**** Task inputs

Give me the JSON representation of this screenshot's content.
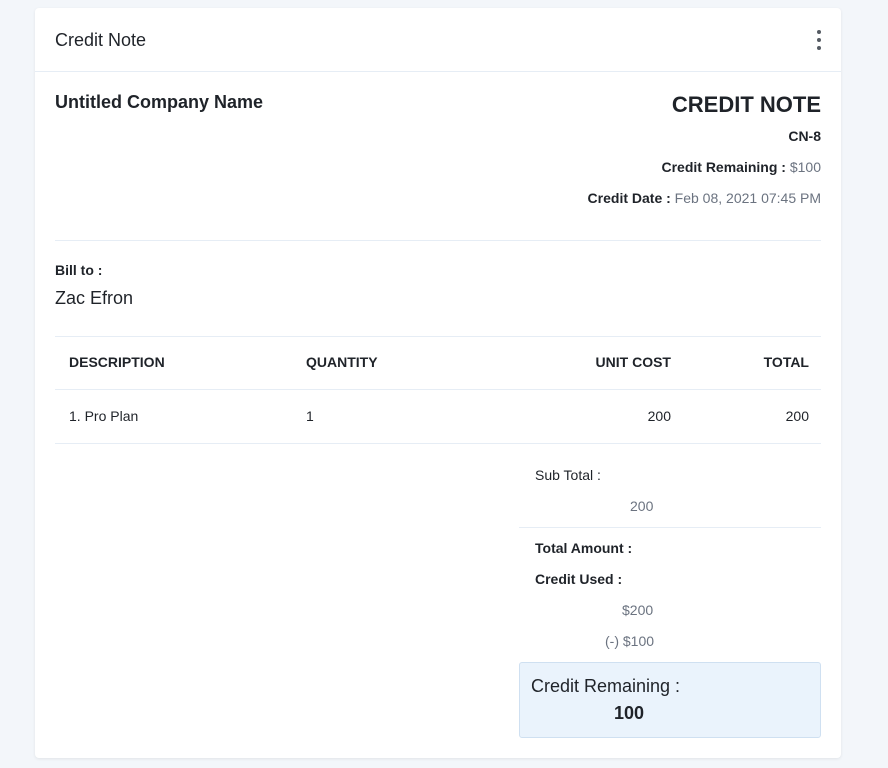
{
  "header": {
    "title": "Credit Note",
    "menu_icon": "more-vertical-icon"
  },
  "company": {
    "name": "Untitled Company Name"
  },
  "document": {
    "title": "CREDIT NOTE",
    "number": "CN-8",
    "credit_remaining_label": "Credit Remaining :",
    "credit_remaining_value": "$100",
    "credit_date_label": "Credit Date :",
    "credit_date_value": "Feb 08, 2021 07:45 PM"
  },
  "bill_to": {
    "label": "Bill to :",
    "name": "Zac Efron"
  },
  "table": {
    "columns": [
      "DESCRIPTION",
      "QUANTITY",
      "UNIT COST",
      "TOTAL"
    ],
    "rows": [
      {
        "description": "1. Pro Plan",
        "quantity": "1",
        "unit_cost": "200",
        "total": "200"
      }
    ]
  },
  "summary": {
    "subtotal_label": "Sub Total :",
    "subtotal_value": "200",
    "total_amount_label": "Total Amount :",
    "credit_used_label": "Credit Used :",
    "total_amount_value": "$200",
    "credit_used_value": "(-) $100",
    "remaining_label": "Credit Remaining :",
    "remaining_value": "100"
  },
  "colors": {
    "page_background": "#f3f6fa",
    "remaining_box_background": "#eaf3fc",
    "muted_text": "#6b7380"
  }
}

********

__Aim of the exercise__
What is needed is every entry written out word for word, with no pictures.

__Output for this task__
Give me the JSON representation of this screenshot's content.
{
  "header": {
    "title": "Credit Note",
    "menu_icon": "more-vertical-icon"
  },
  "company": {
    "name": "Untitled Company Name"
  },
  "document": {
    "title": "CREDIT NOTE",
    "number": "CN-8",
    "credit_remaining_label": "Credit Remaining :",
    "credit_remaining_value": "$100",
    "credit_date_label": "Credit Date :",
    "credit_date_value": "Feb 08, 2021 07:45 PM"
  },
  "bill_to": {
    "label": "Bill to :",
    "name": "Zac Efron"
  },
  "table": {
    "columns": [
      "DESCRIPTION",
      "QUANTITY",
      "UNIT COST",
      "TOTAL"
    ],
    "rows": [
      {
        "description": "1. Pro Plan",
        "quantity": "1",
        "unit_cost": "200",
        "total": "200"
      }
    ]
  },
  "summary": {
    "subtotal_label": "Sub Total :",
    "subtotal_value": "200",
    "total_amount_label": "Total Amount :",
    "credit_used_label": "Credit Used :",
    "total_amount_value": "$200",
    "credit_used_value": "(-) $100",
    "remaining_label": "Credit Remaining :",
    "remaining_value": "100"
  },
  "colors": {
    "page_background": "#f3f6fa",
    "remaining_box_background": "#eaf3fc",
    "muted_text": "#6b7380"
  }
}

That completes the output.